Once again, 16 days against violence against women by Take Back the Tech, and please undertake one action per day to fight violence against women, children, and men.
This program starts on 25 Nov, which is the international day against violence against women, marked by many events and processions, even in Rangpur, Bangladesh. Unfortunately, this day receives little attention in the usa owing to the sad timing of post Thanksgiving shopping day;. However, many of us refused to buy into the consumer hype and observed "Buy Nothing Day" or "Boycotting Black Friday (sic)".
For a roundup of usa and international events, see this Ms. blog post and the Take Back the Tech site or #TakeBackTheTech, which is mapping events and actions.
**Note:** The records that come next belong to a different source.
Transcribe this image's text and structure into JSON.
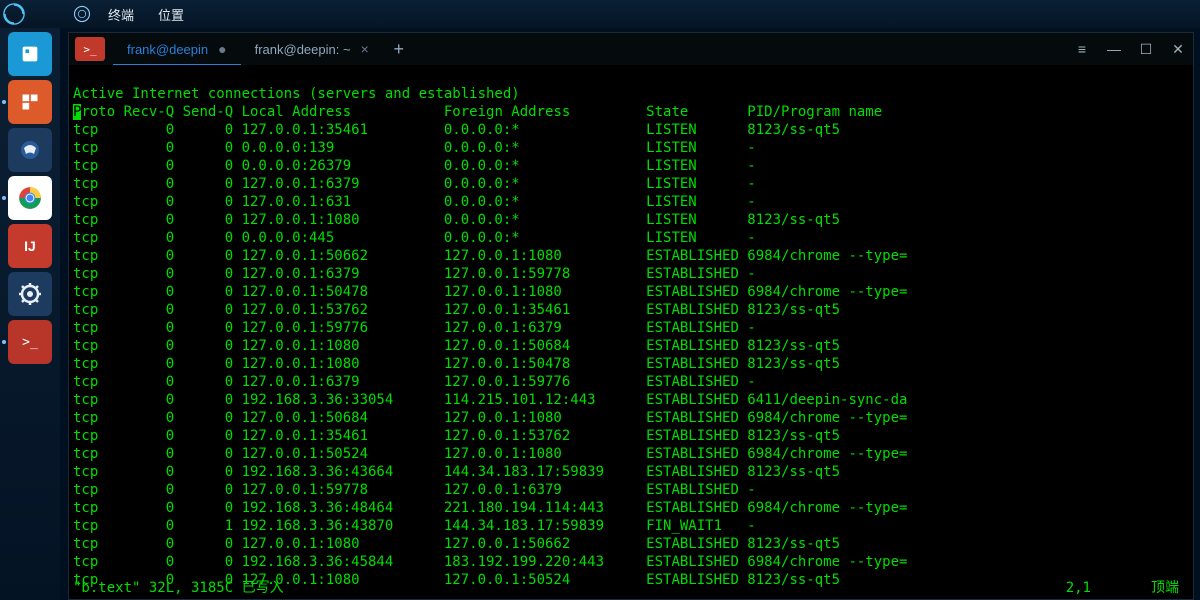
{
  "topbar": {
    "menu1": "终端",
    "menu2": "位置"
  },
  "tabs": {
    "t1": "frank@deepin",
    "t2": "frank@deepin: ~"
  },
  "header": {
    "title": "Active Internet connections (servers and established)",
    "cols": "Proto Recv-Q Send-Q Local Address           Foreign Address         State       PID/Program name"
  },
  "rows": [
    {
      "p": "tcp",
      "r": "0",
      "s": "0",
      "la": "127.0.0.1:35461",
      "fa": "0.0.0.0:*",
      "st": "LISTEN",
      "pg": "8123/ss-qt5"
    },
    {
      "p": "tcp",
      "r": "0",
      "s": "0",
      "la": "0.0.0.0:139",
      "fa": "0.0.0.0:*",
      "st": "LISTEN",
      "pg": "-"
    },
    {
      "p": "tcp",
      "r": "0",
      "s": "0",
      "la": "0.0.0.0:26379",
      "fa": "0.0.0.0:*",
      "st": "LISTEN",
      "pg": "-"
    },
    {
      "p": "tcp",
      "r": "0",
      "s": "0",
      "la": "127.0.0.1:6379",
      "fa": "0.0.0.0:*",
      "st": "LISTEN",
      "pg": "-"
    },
    {
      "p": "tcp",
      "r": "0",
      "s": "0",
      "la": "127.0.0.1:631",
      "fa": "0.0.0.0:*",
      "st": "LISTEN",
      "pg": "-"
    },
    {
      "p": "tcp",
      "r": "0",
      "s": "0",
      "la": "127.0.0.1:1080",
      "fa": "0.0.0.0:*",
      "st": "LISTEN",
      "pg": "8123/ss-qt5"
    },
    {
      "p": "tcp",
      "r": "0",
      "s": "0",
      "la": "0.0.0.0:445",
      "fa": "0.0.0.0:*",
      "st": "LISTEN",
      "pg": "-"
    },
    {
      "p": "tcp",
      "r": "0",
      "s": "0",
      "la": "127.0.0.1:50662",
      "fa": "127.0.0.1:1080",
      "st": "ESTABLISHED",
      "pg": "6984/chrome --type="
    },
    {
      "p": "tcp",
      "r": "0",
      "s": "0",
      "la": "127.0.0.1:6379",
      "fa": "127.0.0.1:59778",
      "st": "ESTABLISHED",
      "pg": "-"
    },
    {
      "p": "tcp",
      "r": "0",
      "s": "0",
      "la": "127.0.0.1:50478",
      "fa": "127.0.0.1:1080",
      "st": "ESTABLISHED",
      "pg": "6984/chrome --type="
    },
    {
      "p": "tcp",
      "r": "0",
      "s": "0",
      "la": "127.0.0.1:53762",
      "fa": "127.0.0.1:35461",
      "st": "ESTABLISHED",
      "pg": "8123/ss-qt5"
    },
    {
      "p": "tcp",
      "r": "0",
      "s": "0",
      "la": "127.0.0.1:59776",
      "fa": "127.0.0.1:6379",
      "st": "ESTABLISHED",
      "pg": "-"
    },
    {
      "p": "tcp",
      "r": "0",
      "s": "0",
      "la": "127.0.0.1:1080",
      "fa": "127.0.0.1:50684",
      "st": "ESTABLISHED",
      "pg": "8123/ss-qt5"
    },
    {
      "p": "tcp",
      "r": "0",
      "s": "0",
      "la": "127.0.0.1:1080",
      "fa": "127.0.0.1:50478",
      "st": "ESTABLISHED",
      "pg": "8123/ss-qt5"
    },
    {
      "p": "tcp",
      "r": "0",
      "s": "0",
      "la": "127.0.0.1:6379",
      "fa": "127.0.0.1:59776",
      "st": "ESTABLISHED",
      "pg": "-"
    },
    {
      "p": "tcp",
      "r": "0",
      "s": "0",
      "la": "192.168.3.36:33054",
      "fa": "114.215.101.12:443",
      "st": "ESTABLISHED",
      "pg": "6411/deepin-sync-da"
    },
    {
      "p": "tcp",
      "r": "0",
      "s": "0",
      "la": "127.0.0.1:50684",
      "fa": "127.0.0.1:1080",
      "st": "ESTABLISHED",
      "pg": "6984/chrome --type="
    },
    {
      "p": "tcp",
      "r": "0",
      "s": "0",
      "la": "127.0.0.1:35461",
      "fa": "127.0.0.1:53762",
      "st": "ESTABLISHED",
      "pg": "8123/ss-qt5"
    },
    {
      "p": "tcp",
      "r": "0",
      "s": "0",
      "la": "127.0.0.1:50524",
      "fa": "127.0.0.1:1080",
      "st": "ESTABLISHED",
      "pg": "6984/chrome --type="
    },
    {
      "p": "tcp",
      "r": "0",
      "s": "0",
      "la": "192.168.3.36:43664",
      "fa": "144.34.183.17:59839",
      "st": "ESTABLISHED",
      "pg": "8123/ss-qt5"
    },
    {
      "p": "tcp",
      "r": "0",
      "s": "0",
      "la": "127.0.0.1:59778",
      "fa": "127.0.0.1:6379",
      "st": "ESTABLISHED",
      "pg": "-"
    },
    {
      "p": "tcp",
      "r": "0",
      "s": "0",
      "la": "192.168.3.36:48464",
      "fa": "221.180.194.114:443",
      "st": "ESTABLISHED",
      "pg": "6984/chrome --type="
    },
    {
      "p": "tcp",
      "r": "0",
      "s": "1",
      "la": "192.168.3.36:43870",
      "fa": "144.34.183.17:59839",
      "st": "FIN_WAIT1",
      "pg": "-"
    },
    {
      "p": "tcp",
      "r": "0",
      "s": "0",
      "la": "127.0.0.1:1080",
      "fa": "127.0.0.1:50662",
      "st": "ESTABLISHED",
      "pg": "8123/ss-qt5"
    },
    {
      "p": "tcp",
      "r": "0",
      "s": "0",
      "la": "192.168.3.36:45844",
      "fa": "183.192.199.220:443",
      "st": "ESTABLISHED",
      "pg": "6984/chrome --type="
    },
    {
      "p": "tcp",
      "r": "0",
      "s": "0",
      "la": "127.0.0.1:1080",
      "fa": "127.0.0.1:50524",
      "st": "ESTABLISHED",
      "pg": "8123/ss-qt5"
    }
  ],
  "status": {
    "file": "\"b.text\" 32L, 3185C 已写入",
    "pos": "2,1",
    "bot": "顶端"
  }
}
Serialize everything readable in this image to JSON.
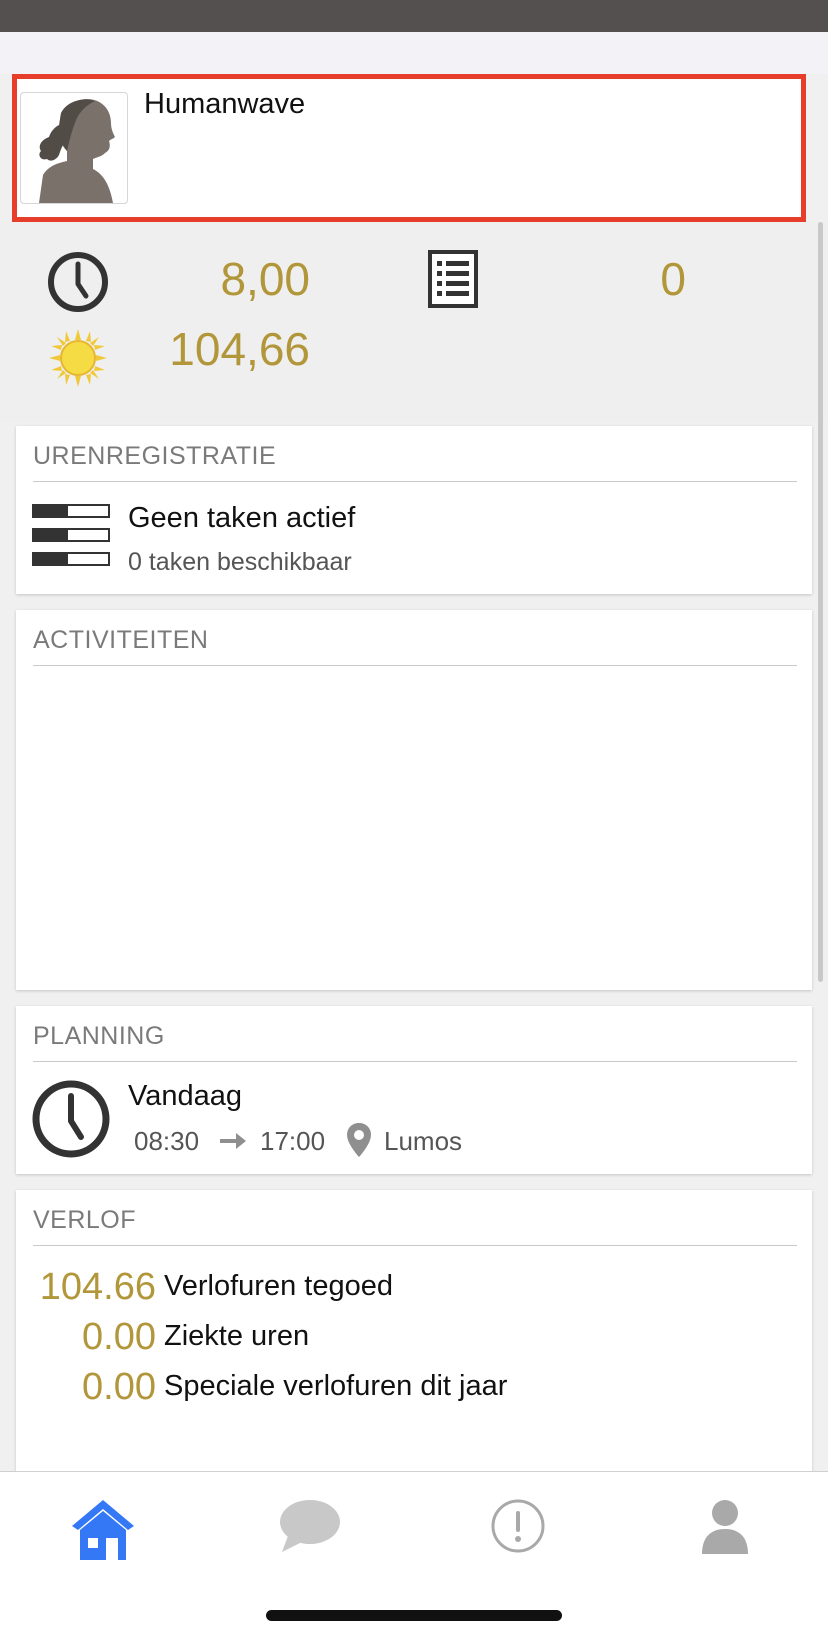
{
  "profile": {
    "name": "Humanwave"
  },
  "stats": {
    "hours_today": "8,00",
    "tasks_count": "0",
    "vacation_hours": "104,66"
  },
  "hours_card": {
    "title": "URENREGISTRATIE",
    "status": "Geen taken actief",
    "available": "0 taken beschikbaar"
  },
  "activities_card": {
    "title": "ACTIVITEITEN"
  },
  "planning_card": {
    "title": "PLANNING",
    "day": "Vandaag",
    "start": "08:30",
    "end": "17:00",
    "location": "Lumos"
  },
  "leave_card": {
    "title": "VERLOF",
    "rows": [
      {
        "value": "104.66",
        "label": "Verlofuren tegoed"
      },
      {
        "value": "0.00",
        "label": "Ziekte uren"
      },
      {
        "value": "0.00",
        "label": "Speciale verlofuren dit jaar"
      }
    ]
  },
  "nav": {
    "items": [
      "home-icon",
      "chat-icon",
      "alert-icon",
      "person-icon"
    ],
    "active": "home-icon"
  },
  "colors": {
    "accent": "#b2963a",
    "highlight": "#e63e2a",
    "nav_active": "#3478f6",
    "nav_inactive": "#a9a9a9"
  }
}
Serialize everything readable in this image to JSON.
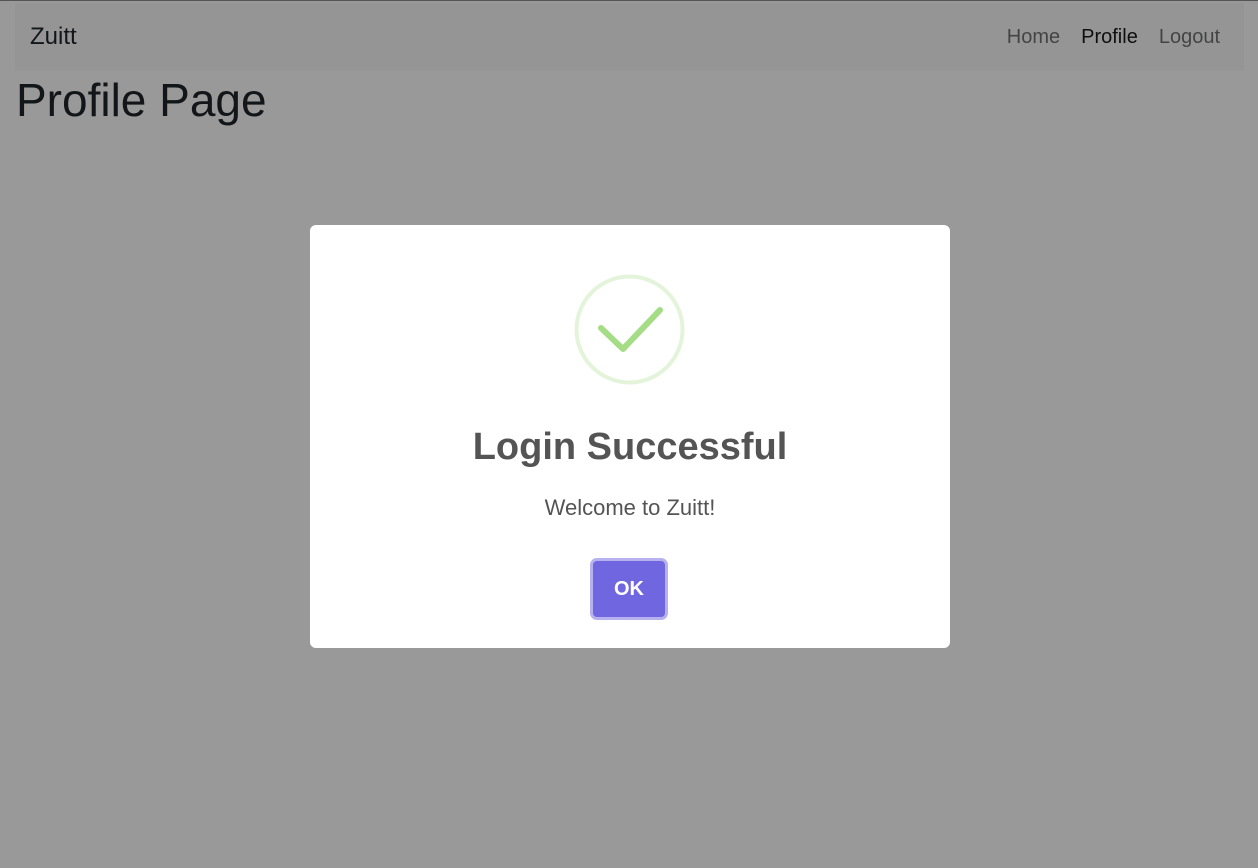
{
  "navbar": {
    "brand": "Zuitt",
    "links": [
      {
        "label": "Home",
        "active": false
      },
      {
        "label": "Profile",
        "active": true
      },
      {
        "label": "Logout",
        "active": false
      }
    ]
  },
  "main": {
    "title": "Profile Page"
  },
  "modal": {
    "icon": "success-check-icon",
    "title": "Login Successful",
    "text": "Welcome to Zuitt!",
    "confirm_label": "OK"
  },
  "colors": {
    "confirm_button": "#7066e0",
    "success_icon": "#a5dc86",
    "overlay": "rgba(0,0,0,0.4)"
  }
}
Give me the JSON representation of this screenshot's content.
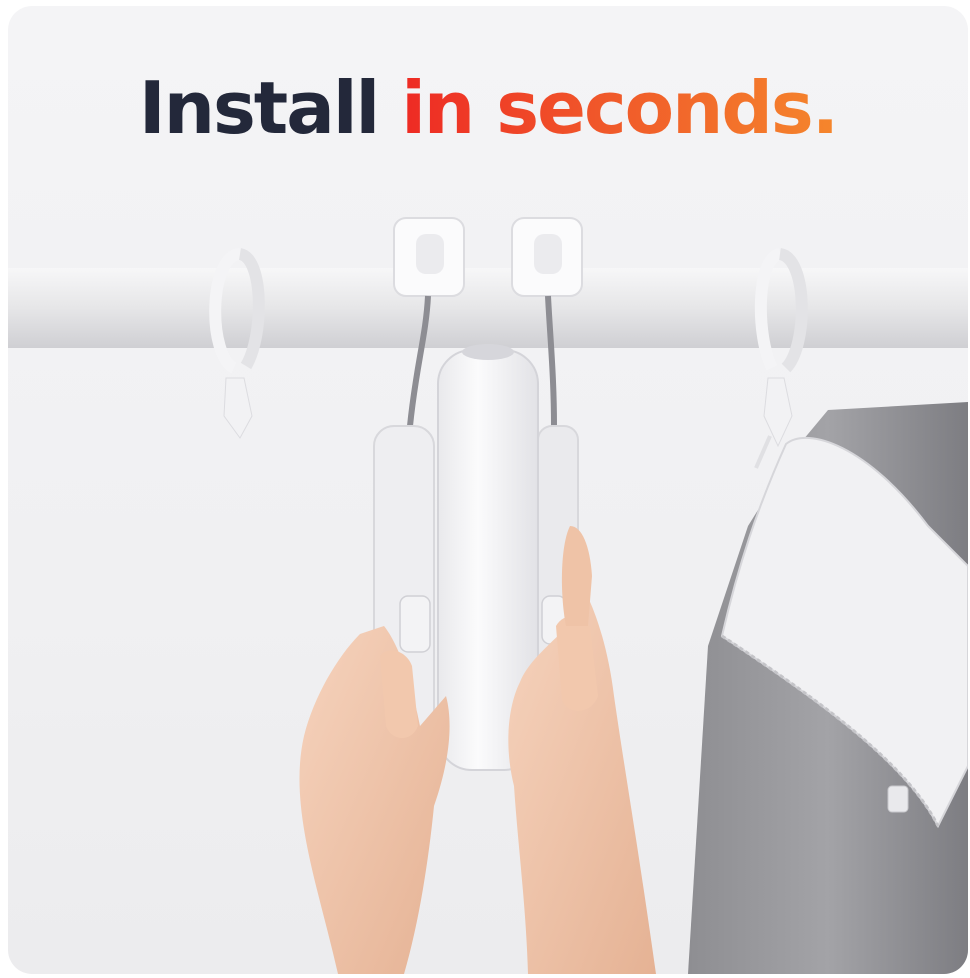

Many of us have taught, posted and protested against the ongoing violence against women in military, revolutionary, and resistance scenarios such as Arab Spring, USA military in Iraq & Afghanistan, reiterating that gender matters every day and especially on these sixteen days of action.
In my blog posts over time, I have noted the absence of any laws against domestic violence in Bangladesh. Some of us thought this had changed at the end of last year. The Bangladesh government finally framed " The Domestic Violence (Prevention and Protection) Act 2010", which became law 30 Dec 10. Yet nearly one year later, the government has yet to generate the rules for enforcement and no woman can file a case for domestic violence! Meanwhile, women continue to be abused, injured, and murdered by their family members and near & dear ones among others. Hence, the ongoing need for effective laws and enforcement in Bangladesh as well as change in minds, cultures, and behaviors on these issues in all countries-settings.
As Day 2 argues, "Violence is not our culture! Change it!" identify spaces such as Facebook pages, news media, or other social media that promote violence against women and protest! Or identify progressive spaces and practices!